When using your card to make a purchase, Stuart recommended asking the merchant to run the transaction in the local currency rather than converting it to U.S. dollars.
“What happens is the merchant can decide what the exchange rate is, and you will most likely end up paying more to have them convert to U.S. dollars before running the card, instead of just running as the local currency,” he said.
12. Using Your Smartphone
Using your phone when traveling in Europe can be expensive if you don’t take steps to keep down the costs of making calls overseas, Avery said.

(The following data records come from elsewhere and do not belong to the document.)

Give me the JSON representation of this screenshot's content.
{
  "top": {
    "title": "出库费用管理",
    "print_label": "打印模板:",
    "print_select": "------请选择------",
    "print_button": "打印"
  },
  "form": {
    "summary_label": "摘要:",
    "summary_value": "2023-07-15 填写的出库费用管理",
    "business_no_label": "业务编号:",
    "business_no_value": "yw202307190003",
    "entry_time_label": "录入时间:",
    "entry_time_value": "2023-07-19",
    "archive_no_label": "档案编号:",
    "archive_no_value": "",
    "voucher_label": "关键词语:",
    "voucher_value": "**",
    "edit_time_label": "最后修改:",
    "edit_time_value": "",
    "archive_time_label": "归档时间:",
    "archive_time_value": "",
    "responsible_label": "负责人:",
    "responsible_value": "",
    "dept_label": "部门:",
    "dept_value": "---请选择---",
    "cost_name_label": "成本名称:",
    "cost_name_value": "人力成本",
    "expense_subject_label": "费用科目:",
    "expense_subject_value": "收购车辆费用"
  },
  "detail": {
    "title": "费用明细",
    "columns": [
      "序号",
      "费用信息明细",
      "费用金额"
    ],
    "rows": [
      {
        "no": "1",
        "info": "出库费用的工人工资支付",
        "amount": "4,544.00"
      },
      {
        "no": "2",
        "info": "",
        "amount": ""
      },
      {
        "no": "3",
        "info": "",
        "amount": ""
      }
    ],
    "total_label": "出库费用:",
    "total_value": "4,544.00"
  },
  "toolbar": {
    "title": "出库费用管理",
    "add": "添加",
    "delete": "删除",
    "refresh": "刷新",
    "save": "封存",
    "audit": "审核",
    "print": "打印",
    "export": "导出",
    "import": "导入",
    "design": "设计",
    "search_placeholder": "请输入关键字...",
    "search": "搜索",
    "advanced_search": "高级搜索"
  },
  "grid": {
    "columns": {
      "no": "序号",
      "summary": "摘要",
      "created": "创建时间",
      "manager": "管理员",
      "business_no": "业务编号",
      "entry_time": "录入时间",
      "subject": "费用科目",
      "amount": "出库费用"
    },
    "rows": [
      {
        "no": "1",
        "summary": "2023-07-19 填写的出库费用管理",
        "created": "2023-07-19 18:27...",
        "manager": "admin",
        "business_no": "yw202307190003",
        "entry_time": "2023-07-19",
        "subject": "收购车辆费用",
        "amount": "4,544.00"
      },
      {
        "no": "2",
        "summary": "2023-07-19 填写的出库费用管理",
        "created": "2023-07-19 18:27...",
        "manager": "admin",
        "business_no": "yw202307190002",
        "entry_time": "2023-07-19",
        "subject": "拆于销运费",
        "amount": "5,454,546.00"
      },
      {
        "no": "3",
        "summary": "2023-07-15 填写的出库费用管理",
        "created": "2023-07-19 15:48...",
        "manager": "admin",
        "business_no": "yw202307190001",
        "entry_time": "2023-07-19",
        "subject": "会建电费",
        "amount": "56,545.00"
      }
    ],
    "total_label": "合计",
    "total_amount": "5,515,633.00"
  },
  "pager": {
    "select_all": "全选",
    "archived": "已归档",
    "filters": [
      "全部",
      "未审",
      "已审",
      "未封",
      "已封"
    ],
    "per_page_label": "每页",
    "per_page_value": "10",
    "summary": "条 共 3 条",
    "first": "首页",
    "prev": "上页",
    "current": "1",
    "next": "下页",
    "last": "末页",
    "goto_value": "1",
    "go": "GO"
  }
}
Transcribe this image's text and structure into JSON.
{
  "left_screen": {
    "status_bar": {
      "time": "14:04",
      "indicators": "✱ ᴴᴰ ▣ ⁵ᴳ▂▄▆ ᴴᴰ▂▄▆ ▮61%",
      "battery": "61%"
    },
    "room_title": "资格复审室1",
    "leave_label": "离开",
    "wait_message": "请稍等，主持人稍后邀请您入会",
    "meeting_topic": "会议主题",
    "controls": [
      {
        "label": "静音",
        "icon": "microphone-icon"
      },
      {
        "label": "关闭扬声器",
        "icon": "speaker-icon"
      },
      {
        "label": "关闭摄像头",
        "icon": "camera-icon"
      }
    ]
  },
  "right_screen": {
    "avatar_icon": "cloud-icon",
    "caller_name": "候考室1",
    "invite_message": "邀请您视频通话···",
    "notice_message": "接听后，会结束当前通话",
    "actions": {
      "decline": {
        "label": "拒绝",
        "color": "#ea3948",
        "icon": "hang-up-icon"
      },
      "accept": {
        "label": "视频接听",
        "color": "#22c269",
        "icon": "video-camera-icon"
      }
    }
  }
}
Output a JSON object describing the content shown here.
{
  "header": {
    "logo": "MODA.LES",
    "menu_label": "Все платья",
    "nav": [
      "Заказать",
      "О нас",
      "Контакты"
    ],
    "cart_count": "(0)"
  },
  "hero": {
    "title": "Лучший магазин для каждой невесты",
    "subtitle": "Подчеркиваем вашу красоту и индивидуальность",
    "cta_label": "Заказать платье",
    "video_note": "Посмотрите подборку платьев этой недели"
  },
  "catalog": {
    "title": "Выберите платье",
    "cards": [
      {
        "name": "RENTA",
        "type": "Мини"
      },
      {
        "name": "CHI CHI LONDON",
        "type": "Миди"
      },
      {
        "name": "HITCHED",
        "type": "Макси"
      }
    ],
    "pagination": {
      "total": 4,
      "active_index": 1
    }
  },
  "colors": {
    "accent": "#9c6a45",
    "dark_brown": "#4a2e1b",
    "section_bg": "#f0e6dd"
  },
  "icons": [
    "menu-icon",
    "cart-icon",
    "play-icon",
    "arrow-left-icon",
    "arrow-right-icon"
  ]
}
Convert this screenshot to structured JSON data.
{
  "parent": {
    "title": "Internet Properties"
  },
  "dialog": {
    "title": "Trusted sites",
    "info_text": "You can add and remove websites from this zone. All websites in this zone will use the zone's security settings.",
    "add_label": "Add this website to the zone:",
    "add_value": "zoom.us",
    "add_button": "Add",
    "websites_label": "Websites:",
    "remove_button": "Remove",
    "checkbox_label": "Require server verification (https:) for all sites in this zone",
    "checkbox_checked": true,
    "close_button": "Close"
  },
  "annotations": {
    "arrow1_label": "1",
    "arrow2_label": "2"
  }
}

Getting a short-term international plan from your carrier before you go abroad can help you save money, she said.
However, the real budget-breaker is using your phone’s data. “Remember, if you are roaming, even unopened spam emails add to your cost, which for some could be [up] to $2,000,” she said.
Avery keeps her phone in airplane mode to avoid roaming charges when she’s not actively using her phone.
13. Skip-the-Line Fees
Although your wallet will thank you for avoiding as many fees and hidden expenses on your European vacation, Johnson said there are times when it makes sense to pay more for certain aspects of your vacation. “All over Europe, you can pay additional fees to ‘skip the line’ at certain attractions, and I actually suggest doing so,” she said.
For example, if you have only a day or two in a city, you don’t want to waste several hours waiting in line to visit the top sites.
“Traveling to Europe is expensive, so don’t cheap out when you get there and waste most of your time standing in line,” Johnson said. “Sometimes, paying extra for the luxury of skipping the lines can help you get more bang for your buck.”
About the Author
Cameron Huddleston is an award-winning journalist with more than 18 years of experience writing about personal finance. Her work has appeared in Kiplinger’s Personal Finance, Business Insider, Chicago Tribune, Fortune, MSN, USA Today and many more print and online publications. She also is the author of Mom and Dad, We Need to Talk: How to Have Essential Conversations With Your Parents About Their Finances.
U.S. News & World Report named her one of the top personal finance experts to follow on Twitter, and AOL Daily Finance named her one of the top 20 personal finance influencers to follow on Twitter. She has appeared on CNBC, CNN, MSNBC and “Fox & Friends” and has been a guest on ABC News Radio, Wall Street Journal Radio, NPR, WTOP in Washington, D.C., KGO in San Francisco and other personal finance radio shows nationwide. She also has been interviewed and quoted as an expert in The New York Times, Chicago Tribune, Forbes, MarketWatch and more.
She has an MA in economic journalism from American University and BA in journalism and Russian studies from Washington & Lee University.